Exercise instructions :: When you spot the word "Stone" in a line of the data below, copy that line.
─── The input ───
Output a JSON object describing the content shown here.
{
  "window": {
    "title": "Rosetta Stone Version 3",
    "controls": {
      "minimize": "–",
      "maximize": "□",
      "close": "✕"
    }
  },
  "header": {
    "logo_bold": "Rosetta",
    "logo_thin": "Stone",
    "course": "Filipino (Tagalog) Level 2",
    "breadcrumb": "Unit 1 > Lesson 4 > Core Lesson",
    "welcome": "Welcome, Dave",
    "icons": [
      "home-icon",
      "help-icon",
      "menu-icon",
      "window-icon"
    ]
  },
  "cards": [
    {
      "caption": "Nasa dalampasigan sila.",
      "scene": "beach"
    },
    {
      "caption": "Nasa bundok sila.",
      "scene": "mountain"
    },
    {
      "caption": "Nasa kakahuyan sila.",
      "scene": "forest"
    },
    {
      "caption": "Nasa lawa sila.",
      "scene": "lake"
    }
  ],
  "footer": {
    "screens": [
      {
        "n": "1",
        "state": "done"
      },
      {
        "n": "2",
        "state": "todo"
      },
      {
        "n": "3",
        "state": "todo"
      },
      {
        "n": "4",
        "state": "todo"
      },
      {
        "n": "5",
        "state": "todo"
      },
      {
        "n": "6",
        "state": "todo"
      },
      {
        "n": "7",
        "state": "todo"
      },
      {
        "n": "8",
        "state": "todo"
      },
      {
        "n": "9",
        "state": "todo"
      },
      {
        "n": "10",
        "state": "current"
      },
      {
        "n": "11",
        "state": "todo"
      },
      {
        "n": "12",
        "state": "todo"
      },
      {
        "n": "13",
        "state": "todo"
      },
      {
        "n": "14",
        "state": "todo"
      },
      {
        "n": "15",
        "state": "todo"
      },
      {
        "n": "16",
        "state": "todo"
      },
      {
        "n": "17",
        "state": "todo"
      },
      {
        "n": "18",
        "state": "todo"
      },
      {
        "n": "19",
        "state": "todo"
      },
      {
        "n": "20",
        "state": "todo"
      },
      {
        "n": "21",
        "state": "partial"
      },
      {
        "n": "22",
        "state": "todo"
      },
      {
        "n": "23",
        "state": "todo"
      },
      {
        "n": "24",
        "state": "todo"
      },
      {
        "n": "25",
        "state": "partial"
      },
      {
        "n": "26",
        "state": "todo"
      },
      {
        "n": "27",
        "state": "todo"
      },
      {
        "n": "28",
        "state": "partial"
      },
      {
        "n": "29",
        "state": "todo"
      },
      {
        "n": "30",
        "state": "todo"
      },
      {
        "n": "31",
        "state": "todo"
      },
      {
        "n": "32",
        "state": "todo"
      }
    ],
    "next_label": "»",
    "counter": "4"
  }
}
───
Response area ::
    "title": "Rosetta Stone Version 3",
    "logo_thin": "Stone",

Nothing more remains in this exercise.